The facts:

  • Under international law, Israeli settlements in the occupied territories are illegal. Period. Talk to any lawyer who specializes in this branch of the law and they’ll invariably tell you that settling an occupied or annexed area that nobody else recognizes as legitimately yours is not legal. It doesn’t matter whether the area is the West Bank, Kuwait in 1991, or East Timor after 1975.  The “legality” here comes from the fact that Israel itself considers some of the settlements legal under its own law, which is a little like an 8-year-old declaring that he’s allowed to hit his little sister as much as he wants because he’s decided to use his own rules for acceptable behavior rather than those set down by his parents.
  • The idea that settlements must be legal because Oslo and other agreements don’t prohibit them is a crafty example of a surrounding a lie with facts. It’s pure chutzpah. The reason that these accords haven’t prohibited settlements isn’t that the Palestinians agreed all along that settlements were perfectly OK. It’s that the parties to the agreements couldn’t agree at that time on how to resolve the settlements issue, so the issue of settlements didn’t make it into the accords. That doesn’t by any stretch of the imagination mean that the settlements are legal. It’s as much a non sequitur as it would be for Latrell Sprewell to claim that choking P.J. Carlesimo was perfectly appropriate because nowhere, nowhere did anything in his contract with the Warriors prohibit coach-choking.

This Yom Ha’Atzmaut, when our religious leaders wring their hands and look around for irrational, dishonest people to blame for an intractable situation in the Middle East as Israel enters her 63rd year, it’s time many of them looked in a new place: the mirror.

Emblematic eating

Randomly thinking about US regional cuisines and which foods/restaurants are the highest examples of them.
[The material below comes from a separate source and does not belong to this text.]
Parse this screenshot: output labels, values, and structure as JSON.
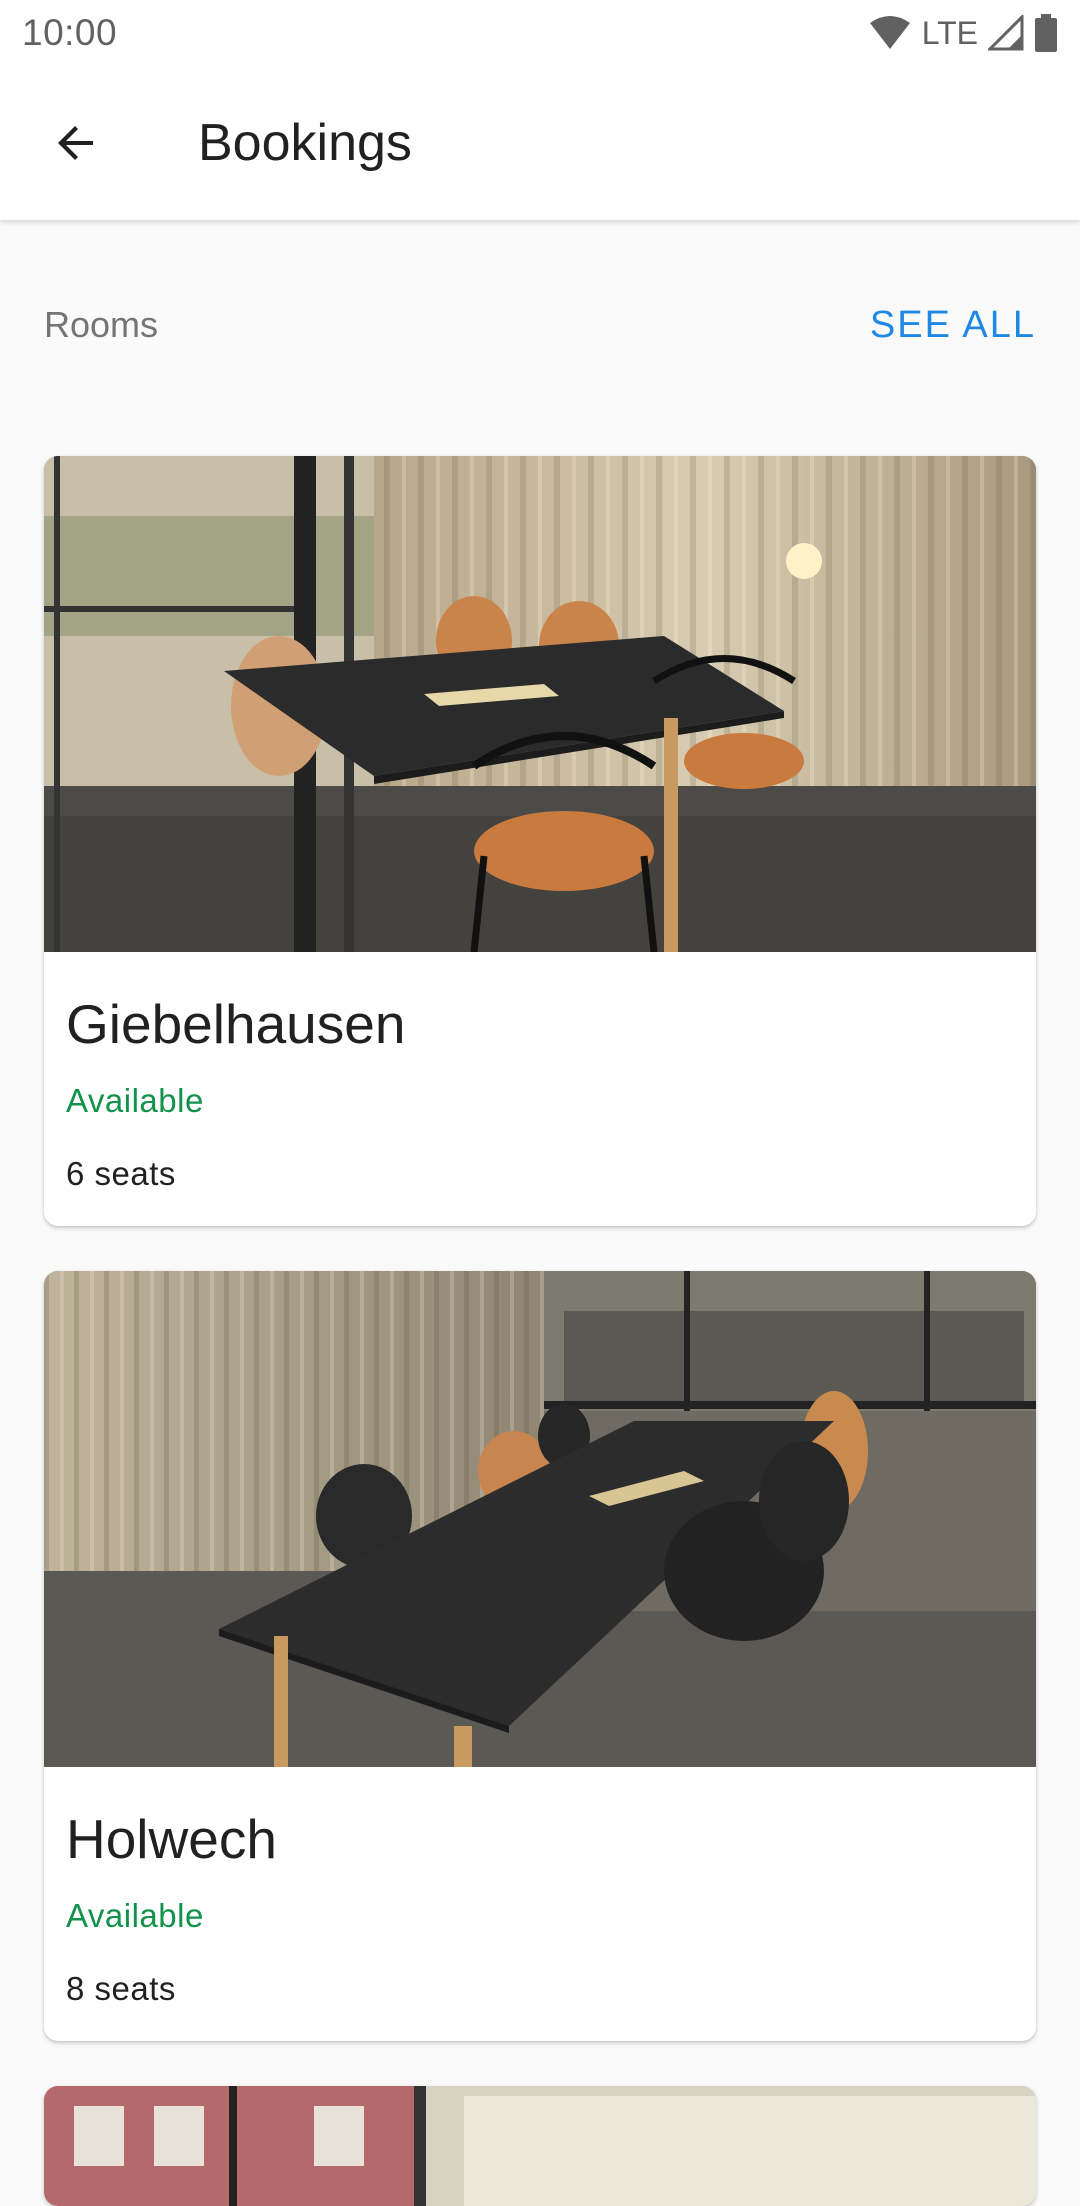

To phrase a little differently, if you only had one meal in a given city and you wanted to experience the definitive example of the place’s food, where do you go?

NYC: Katz’s deli for pastrami.  But maybe there’s a pizza place that would be a better pick?

Miami: Probably Versailles for Cuban food.

SF: Tadich Grill, for cioppino or fish or Dungeness crab. But at this point a place like Koi Palace could be a contender.

New Haven: Sally’s Apizza.

Boston: Legal Sea Foods? Most of the very old-school Boston restaurants seem to have faded away. Places like Union Oyster House or Durgin Park are still around, but my sense is that they don’t have as strong a claim to “definitiveness” anymore.

Obviously this is a silly game and my picks here are heavily slanted toward a sort of middlebrow popular favorite. Anyway, I wonder what people would pick for cities I have little to no experience with: LA, Chicago, New Orleans, Houston, Dallas, DC, Atlanta, Seattle.

Rapid Thursday

Your quick hits for the day are two Michaels:

Michael Lind, frequently an annoying priest of High Broderism, rejoins the forces of justice and light. (See also the always-excellent Rick Perlstein’s post.)

Michael Moriarty embarrasses his alma mater of Dartmouth(!), jazz musicians, every English teacher he’s ever had, etc., etc.